» DIRECTIONS FOR THIS TASK:
Search the listing below for the word "title" and return each line that contains it.

» TASK DATA:
○ ○ ○ ○

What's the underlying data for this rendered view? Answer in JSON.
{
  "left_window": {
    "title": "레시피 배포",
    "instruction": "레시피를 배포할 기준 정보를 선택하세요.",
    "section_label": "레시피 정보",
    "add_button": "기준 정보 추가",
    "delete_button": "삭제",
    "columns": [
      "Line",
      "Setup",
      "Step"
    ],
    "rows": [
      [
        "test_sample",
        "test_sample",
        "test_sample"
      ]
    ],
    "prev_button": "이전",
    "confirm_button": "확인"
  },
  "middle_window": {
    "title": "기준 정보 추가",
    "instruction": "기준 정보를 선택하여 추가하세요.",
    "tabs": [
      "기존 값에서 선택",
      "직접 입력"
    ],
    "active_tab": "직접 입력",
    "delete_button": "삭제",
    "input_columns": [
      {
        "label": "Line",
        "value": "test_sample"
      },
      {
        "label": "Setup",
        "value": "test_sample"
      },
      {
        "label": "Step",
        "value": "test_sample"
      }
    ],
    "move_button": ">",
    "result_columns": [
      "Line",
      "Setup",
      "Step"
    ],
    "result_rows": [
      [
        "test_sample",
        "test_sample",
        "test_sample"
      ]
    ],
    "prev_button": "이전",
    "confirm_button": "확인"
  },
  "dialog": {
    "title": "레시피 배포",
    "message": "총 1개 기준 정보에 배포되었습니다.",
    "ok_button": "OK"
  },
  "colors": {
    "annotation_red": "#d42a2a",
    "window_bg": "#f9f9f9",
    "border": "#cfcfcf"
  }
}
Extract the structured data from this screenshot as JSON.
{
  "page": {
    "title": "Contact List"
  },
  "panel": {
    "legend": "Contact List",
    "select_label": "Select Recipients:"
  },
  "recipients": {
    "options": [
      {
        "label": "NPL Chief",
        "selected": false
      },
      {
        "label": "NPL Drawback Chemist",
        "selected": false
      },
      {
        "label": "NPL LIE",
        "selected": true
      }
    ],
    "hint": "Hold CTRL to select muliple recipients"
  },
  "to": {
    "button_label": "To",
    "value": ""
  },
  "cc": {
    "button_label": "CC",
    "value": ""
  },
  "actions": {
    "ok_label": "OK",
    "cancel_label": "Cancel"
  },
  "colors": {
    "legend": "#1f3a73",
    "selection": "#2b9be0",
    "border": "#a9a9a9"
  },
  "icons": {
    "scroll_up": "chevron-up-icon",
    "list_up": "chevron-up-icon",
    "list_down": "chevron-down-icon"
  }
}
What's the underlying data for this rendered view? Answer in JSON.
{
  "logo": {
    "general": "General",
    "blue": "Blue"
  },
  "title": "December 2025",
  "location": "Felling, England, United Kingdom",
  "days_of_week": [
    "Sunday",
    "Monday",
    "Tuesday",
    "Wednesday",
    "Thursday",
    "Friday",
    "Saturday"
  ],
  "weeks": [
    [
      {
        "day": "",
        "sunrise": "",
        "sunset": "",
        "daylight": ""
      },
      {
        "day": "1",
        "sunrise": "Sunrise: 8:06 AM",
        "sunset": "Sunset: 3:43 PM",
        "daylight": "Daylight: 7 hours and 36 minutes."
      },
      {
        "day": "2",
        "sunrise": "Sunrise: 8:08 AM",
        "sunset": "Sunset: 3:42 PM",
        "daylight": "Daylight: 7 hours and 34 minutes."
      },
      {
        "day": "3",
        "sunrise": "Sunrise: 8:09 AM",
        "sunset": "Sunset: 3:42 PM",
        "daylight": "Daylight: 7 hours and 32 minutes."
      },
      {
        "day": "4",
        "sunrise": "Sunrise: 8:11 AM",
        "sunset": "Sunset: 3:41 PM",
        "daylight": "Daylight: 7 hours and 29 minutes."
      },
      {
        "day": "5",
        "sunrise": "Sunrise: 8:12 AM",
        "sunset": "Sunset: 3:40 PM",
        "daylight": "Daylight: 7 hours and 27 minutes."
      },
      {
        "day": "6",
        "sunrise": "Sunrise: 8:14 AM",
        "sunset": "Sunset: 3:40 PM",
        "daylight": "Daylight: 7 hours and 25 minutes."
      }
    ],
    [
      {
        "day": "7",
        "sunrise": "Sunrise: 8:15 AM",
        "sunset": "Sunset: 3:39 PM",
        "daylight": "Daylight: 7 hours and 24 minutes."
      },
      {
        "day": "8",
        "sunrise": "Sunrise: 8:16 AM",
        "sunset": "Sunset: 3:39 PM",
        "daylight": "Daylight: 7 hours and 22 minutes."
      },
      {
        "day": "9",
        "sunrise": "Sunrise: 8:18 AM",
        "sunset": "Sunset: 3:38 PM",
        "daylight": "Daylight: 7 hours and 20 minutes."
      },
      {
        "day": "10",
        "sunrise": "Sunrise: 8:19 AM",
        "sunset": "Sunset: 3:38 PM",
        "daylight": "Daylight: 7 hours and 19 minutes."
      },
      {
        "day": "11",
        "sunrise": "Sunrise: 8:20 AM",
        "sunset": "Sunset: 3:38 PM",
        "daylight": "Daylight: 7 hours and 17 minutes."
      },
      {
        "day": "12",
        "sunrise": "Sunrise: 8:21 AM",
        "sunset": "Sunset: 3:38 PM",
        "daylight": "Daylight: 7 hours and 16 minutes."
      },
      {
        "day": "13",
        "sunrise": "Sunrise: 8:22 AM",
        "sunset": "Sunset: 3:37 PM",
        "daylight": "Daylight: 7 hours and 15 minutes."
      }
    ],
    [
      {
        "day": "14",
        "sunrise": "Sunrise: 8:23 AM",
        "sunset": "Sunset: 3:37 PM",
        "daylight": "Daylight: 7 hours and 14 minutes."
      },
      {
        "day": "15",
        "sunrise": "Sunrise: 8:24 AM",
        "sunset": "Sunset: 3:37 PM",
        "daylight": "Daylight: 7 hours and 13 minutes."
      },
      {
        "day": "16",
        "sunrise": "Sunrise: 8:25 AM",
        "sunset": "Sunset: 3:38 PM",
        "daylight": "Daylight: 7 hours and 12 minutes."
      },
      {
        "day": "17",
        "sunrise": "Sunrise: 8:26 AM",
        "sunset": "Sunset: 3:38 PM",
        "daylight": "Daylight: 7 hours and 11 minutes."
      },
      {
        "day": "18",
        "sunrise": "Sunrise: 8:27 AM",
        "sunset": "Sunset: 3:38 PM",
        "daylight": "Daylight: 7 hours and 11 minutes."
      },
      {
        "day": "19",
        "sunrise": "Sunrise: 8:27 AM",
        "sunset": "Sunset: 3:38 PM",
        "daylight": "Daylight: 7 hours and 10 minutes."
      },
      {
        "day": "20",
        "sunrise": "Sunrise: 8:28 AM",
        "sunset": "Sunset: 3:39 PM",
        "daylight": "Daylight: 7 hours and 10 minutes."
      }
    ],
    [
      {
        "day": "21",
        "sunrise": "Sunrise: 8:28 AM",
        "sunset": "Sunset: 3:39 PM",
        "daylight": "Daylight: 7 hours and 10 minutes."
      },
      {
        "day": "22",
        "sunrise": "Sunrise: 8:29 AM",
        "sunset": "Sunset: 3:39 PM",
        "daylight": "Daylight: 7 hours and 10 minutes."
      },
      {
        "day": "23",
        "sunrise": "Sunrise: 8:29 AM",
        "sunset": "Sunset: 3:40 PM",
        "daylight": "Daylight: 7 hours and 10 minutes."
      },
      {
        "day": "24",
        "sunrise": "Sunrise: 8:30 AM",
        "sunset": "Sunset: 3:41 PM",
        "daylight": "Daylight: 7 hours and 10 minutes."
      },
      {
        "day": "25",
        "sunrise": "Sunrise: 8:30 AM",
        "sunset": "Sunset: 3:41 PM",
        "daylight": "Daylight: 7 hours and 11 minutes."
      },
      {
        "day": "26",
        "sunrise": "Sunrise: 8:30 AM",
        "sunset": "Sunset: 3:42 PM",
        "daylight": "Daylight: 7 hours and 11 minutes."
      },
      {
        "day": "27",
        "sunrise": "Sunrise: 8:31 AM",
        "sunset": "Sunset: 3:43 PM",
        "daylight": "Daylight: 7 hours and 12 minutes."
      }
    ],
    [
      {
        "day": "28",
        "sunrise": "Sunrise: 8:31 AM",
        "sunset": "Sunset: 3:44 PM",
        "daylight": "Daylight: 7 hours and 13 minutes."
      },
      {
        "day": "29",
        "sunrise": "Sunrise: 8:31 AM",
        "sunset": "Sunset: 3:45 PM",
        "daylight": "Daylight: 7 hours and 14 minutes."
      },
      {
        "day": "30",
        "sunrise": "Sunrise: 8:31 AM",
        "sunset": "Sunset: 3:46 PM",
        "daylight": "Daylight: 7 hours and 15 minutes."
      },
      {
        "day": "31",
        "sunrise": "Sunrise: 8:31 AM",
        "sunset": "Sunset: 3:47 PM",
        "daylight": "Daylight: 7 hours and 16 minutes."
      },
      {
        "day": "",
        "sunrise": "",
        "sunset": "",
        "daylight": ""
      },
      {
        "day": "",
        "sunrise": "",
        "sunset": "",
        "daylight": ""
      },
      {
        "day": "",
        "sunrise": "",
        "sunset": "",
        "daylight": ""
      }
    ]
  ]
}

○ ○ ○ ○

» WRITTEN SOLUTION:
    "title": "레시피 배포",
    "title": "기준 정보 추가",
    "title": "레시피 배포",
    "title": "Contact List"
  "title": "December 2025",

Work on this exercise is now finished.